== Segment start ==

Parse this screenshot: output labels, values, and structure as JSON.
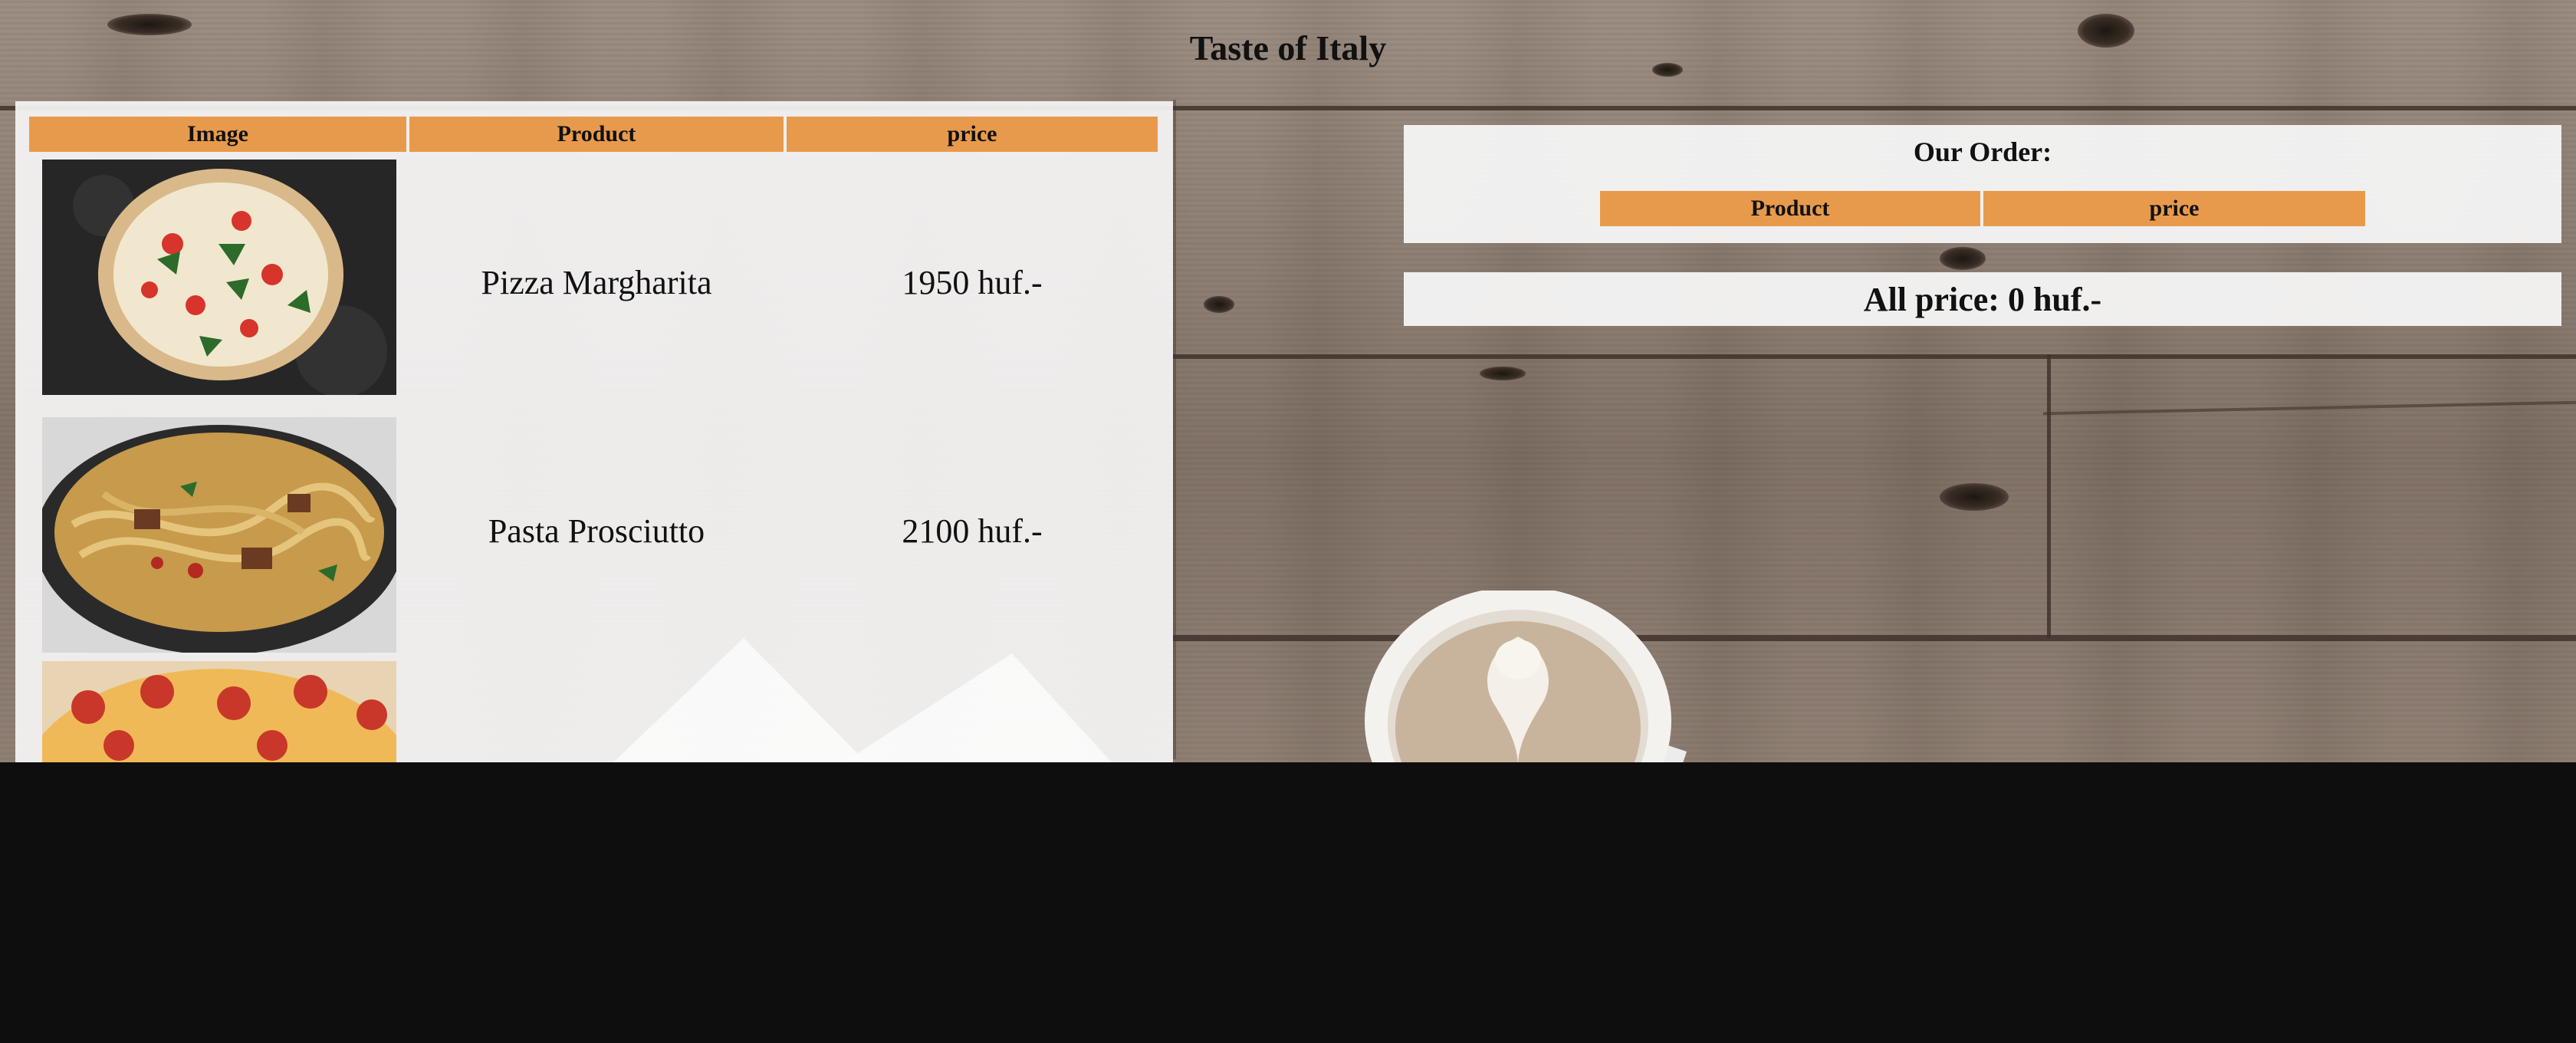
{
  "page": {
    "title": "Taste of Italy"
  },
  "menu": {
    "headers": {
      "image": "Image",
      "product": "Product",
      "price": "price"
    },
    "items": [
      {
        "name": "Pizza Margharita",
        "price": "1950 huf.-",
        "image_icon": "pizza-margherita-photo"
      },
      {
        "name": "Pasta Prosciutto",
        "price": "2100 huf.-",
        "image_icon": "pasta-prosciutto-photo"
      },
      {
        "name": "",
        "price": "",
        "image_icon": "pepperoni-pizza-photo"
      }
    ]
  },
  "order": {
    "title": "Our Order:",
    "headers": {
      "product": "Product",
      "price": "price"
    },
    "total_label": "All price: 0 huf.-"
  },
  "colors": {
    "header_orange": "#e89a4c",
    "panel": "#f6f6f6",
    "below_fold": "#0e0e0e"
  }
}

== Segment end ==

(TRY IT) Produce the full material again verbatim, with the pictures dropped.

(TASK RESPONSE)
Parse this screenshot: output labels, values, and structure as JSON.
{
  "page": {
    "title": "Taste of Italy"
  },
  "menu": {
    "headers": {
      "image": "Image",
      "product": "Product",
      "price": "price"
    },
    "items": [
      {
        "name": "Pizza Margharita",
        "price": "1950 huf.-",
        "image_icon": "pizza-margherita-photo"
      },
      {
        "name": "Pasta Prosciutto",
        "price": "2100 huf.-",
        "image_icon": "pasta-prosciutto-photo"
      },
      {
        "name": "",
        "price": "",
        "image_icon": "pepperoni-pizza-photo"
      }
    ]
  },
  "order": {
    "title": "Our Order:",
    "headers": {
      "product": "Product",
      "price": "price"
    },
    "total_label": "All price: 0 huf.-"
  },
  "colors": {
    "header_orange": "#e89a4c",
    "panel": "#f6f6f6",
    "below_fold": "#0e0e0e"
  }
}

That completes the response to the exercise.